Thursday I’m a guest respondent for an ODI webinar on networks in international development. My friend and colleague Simon Hearn at ODI suggested a quick check of their online meeting room my heart dropped a bit when I heard they were using GoToMeeting . While GTM tends to offer a lower price point, there is a cost. It is a very one way medium. There is no shared participant chat room. Questions go only to the moderators. Control of the visuals (which are pretty limited) are in only one moderator’s hand at any one time.
Now, does that feel right for a session on NETWORKS? I didn’t think so. So I challenged Simon for some options. (Boy, with friends like me, doing this at the last minute, who needs enemies?) I said, let’s experiment!
For example to facilitate loose connections so powerful in networks, let’s set up a parallel chat. My first choice these days is http://www.meetingwords.com – an instance of the open source Etherpad hosted by Peter Kaminski. But alas, I didn’t know if it can scale for 100 participants.
I personally like IRC but it is pretty geeky for the unintiated. We were looking for something with little or no sign in requirements and easy, peasy interface.
Of course since I can no longer keep up with the rapidly growing and changing constellation of tools (volume and a 53 year old sleep deprived brain), I turned to my network — this time using Twitter as I find it a fast, effective environment for these quick, specific questions.
Within minutes the answers started coming from @lblanken, @qadmon, @band @livlab, @bmann, and @kabissa. I had three functional options within 30 minutes and Simon and I immediately started testing some of them.
Here are the options we are now considering:
- IRC with a web based interface
- NOT chatterous (they appear closed down)
- And if Etherpad scales, Meetingwords or http://piratepad.net
- For more see Robin Good’s mind map.
Bottom line… my network curates my tool choices.
Could I have done this without my network? No way. That’s why understanding networks, having some sort of semi-shared language to talk about them is SO important. I’m looking forward to the ODI talk on Thursday.
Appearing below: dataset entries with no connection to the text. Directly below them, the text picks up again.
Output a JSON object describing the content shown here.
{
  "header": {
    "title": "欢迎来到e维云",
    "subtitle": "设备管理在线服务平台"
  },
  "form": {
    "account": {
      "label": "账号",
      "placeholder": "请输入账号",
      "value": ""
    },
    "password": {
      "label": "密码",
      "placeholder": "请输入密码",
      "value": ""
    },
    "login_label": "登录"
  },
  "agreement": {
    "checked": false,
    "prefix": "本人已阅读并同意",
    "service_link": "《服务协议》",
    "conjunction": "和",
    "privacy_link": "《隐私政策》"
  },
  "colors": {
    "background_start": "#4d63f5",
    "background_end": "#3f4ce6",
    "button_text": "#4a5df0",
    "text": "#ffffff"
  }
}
If you are a network junkie, check out ODI’s two new papers:
Oh, and thanks to my dear Twitter friends!
(Edited at 10:40 am PDT to add another link)